in more than 30 urban lakes in our large cities.
CONSERVATION OFFICER: You can have a limit of up to six fish.
Once you put the sixth fish on your stringer, then you can't fish any more.
Now if you want to continue to fish, you put five fish on your stringer and then….
NARRATOR: Fishing clinics held throughout the summer introduce new generations to the fun of a line and a hook and a wiggling worm.
CONSERVATION OFFICER: …because the most likely fish you're going to catch today is the bullhead
and we want to you learn about the limit.
MAN: Yeah, he's doing real good. Bring it in.
BOY: I got a catfish, whoa! Finally I caught one! I caught one!
NARRATOR: If you live in the country and own a pond,
chances are the Conservation Department has helped to stock it with bass, bluegill and channel catfish.
BOY: He's a biggie. Uh-oh, whoa!
It's a bigger one.
I got a bluegill.
NARRATOR: Landowners can also get tips on how to manage the pond for better fishing for themselves and their chosen guests.
The prairie streams of north Missouri wind their way past farm after farm.
Catfish and drum lull in the waters. Fishing lines are cast hopefully in their direction.
MAN: We usually put in a trout line and, you know, depending if we usually have friends with us,
and maybe they'll put in a trout line, and we'll have a couple of trout lines in.
And we go run those about every two or three hours, especially of a night.
And then come back and just fish with a rod off the bank.
Oh, sometimes when we're down here, and we spend the whole weekend down here and fish and just camp out.
And lots of time seems like the moon will just set right up in there and just shine off the river and it's just beautiful down here of a night.
(nature sounds)
NARRATOR: The big rivers, the Missouri and the Mississippi,
draw anglers to their shores and out in boats for the harvests they hold.
Whether it’s just the pleasure of being near a wide expanse of water
or hauling in a big blue catfish, who can say?
Whatever it is,
those who fish the big rivers know they hold something unique for anyone who ventures near.
MAN: Keep your eye on that right rod.
MAN: He's working on it, I'm going to cross his eyes.
MAN: Get him?
MAN: Got him.
MAN: If we get us a shot at him we don't want to muff it.
MAN: We may only get one.
Now he's going down.
You better raise that motor, he's going ‘round the back side of the boat.
(motor buzzing)
(splashing sounds)
MANA: He's a mule.
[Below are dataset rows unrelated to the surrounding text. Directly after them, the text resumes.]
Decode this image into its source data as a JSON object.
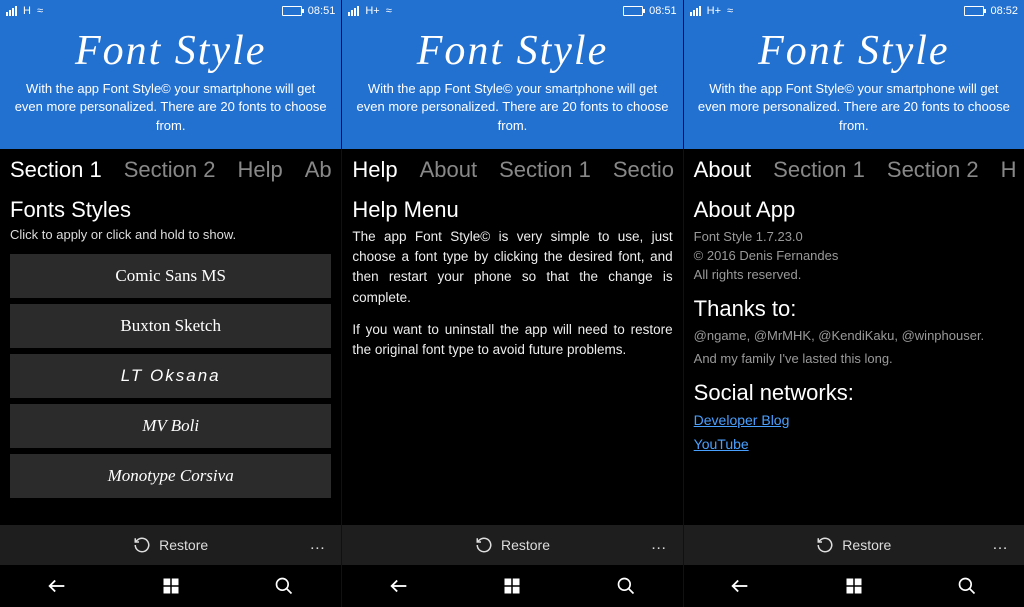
{
  "statusbar": {
    "network1": "H",
    "network2": "H+",
    "network3": "H+",
    "time1": "08:51",
    "time2": "08:51",
    "time3": "08:52"
  },
  "header": {
    "title": "Font Style",
    "description": "With the app Font Style© your smartphone will get even more personalized. There are 20 fonts to choose from."
  },
  "screen1": {
    "tabs": [
      "Section 1",
      "Section 2",
      "Help",
      "Ab"
    ],
    "activeTab": 0,
    "title": "Fonts Styles",
    "subtitle": "Click to apply or click and hold to show.",
    "fonts": [
      "Comic Sans MS",
      "Buxton Sketch",
      "LT Oksana",
      "MV Boli",
      "Monotype Corsiva"
    ]
  },
  "screen2": {
    "tabs": [
      "Help",
      "About",
      "Section 1",
      "Sectio"
    ],
    "activeTab": 0,
    "title": "Help Menu",
    "para1": "The app Font Style© is very simple to use, just choose a font type by clicking the desired font, and then restart your phone so that the change is complete.",
    "para2": "If you want to uninstall the app will need to restore the original font type to avoid future problems."
  },
  "screen3": {
    "tabs": [
      "About",
      "Section 1",
      "Section 2",
      "H"
    ],
    "activeTab": 0,
    "titleApp": "About App",
    "version": "Font Style 1.7.23.0",
    "copyright": "© 2016 Denis Fernandes",
    "rights": "All rights reserved.",
    "thanksTitle": "Thanks to:",
    "thanks1": "@ngame, @MrMHK, @KendiKaku, @winphouser.",
    "thanks2": "And my family I've lasted this long.",
    "socialTitle": "Social networks:",
    "link1": "Developer Blog",
    "link2": "YouTube"
  },
  "appbar": {
    "restore": "Restore",
    "more": "…"
  }
}
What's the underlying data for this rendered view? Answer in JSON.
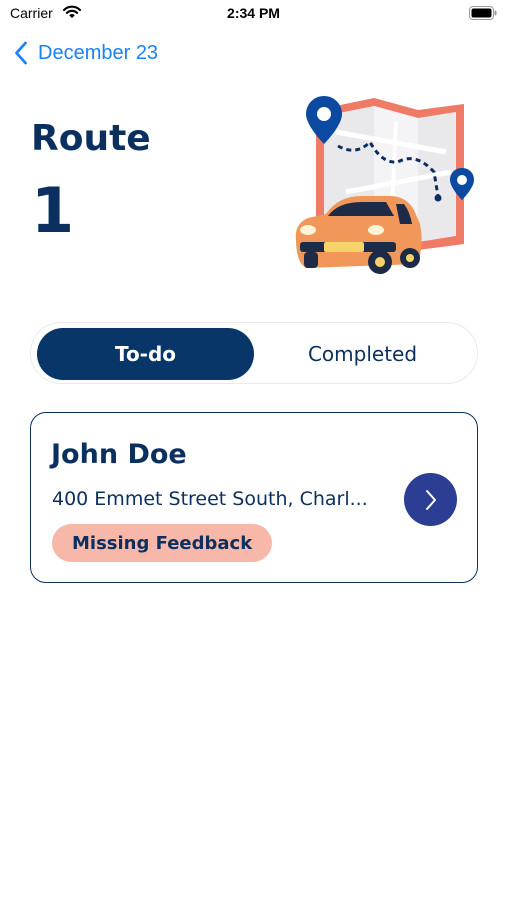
{
  "status_bar": {
    "carrier": "Carrier",
    "time": "2:34 PM"
  },
  "nav": {
    "back_label": "December 23"
  },
  "header": {
    "title": "Route",
    "route_number": "1"
  },
  "segments": {
    "todo_label": "To-do",
    "completed_label": "Completed",
    "selected": "To-do"
  },
  "stops": [
    {
      "name": "John Doe",
      "address": "400 Emmet Street South, Charl...",
      "badge": "Missing Feedback"
    }
  ],
  "colors": {
    "primary": "#083669",
    "text": "#0b2f5e",
    "link": "#1a82f7",
    "badge_bg": "#f7b8aa",
    "chevron_button": "#2c3e94",
    "car": "#f2975a",
    "map_border": "#ef7b67"
  },
  "icons": {
    "back": "chevron-left-icon",
    "open_stop": "chevron-right-icon",
    "wifi": "wifi-icon",
    "battery": "battery-icon"
  }
}
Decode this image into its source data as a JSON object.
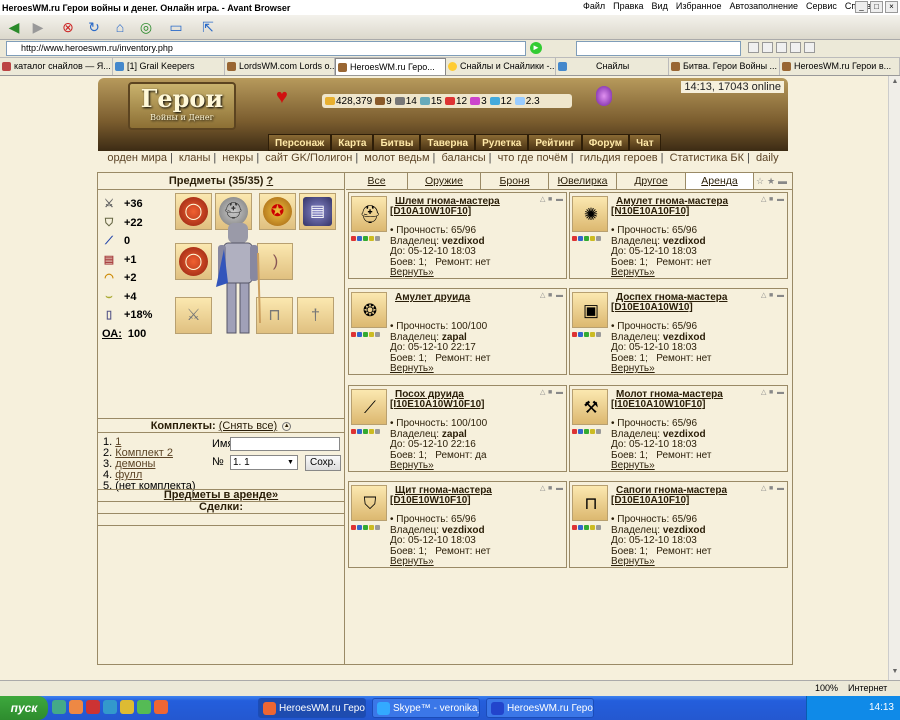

He's going back down, watch him. Get that net back, he don't like it.
MAN: There he is. Got him. Way to go, partner. That's what we're looking for right there. Way to go.
MAN: I believe he'll go 35, 40 pound.
MAN: At least that much or more.
NARRATOR: Rivers, ponds, streams and reservoirs make all kind of fishing possible in Missouri.
A good conservation program, and people who support it, keep the resource strong.
So why wait? Grab your gear and head outdoors.
Fishing in Missouri is just a cast away
(nature sounds)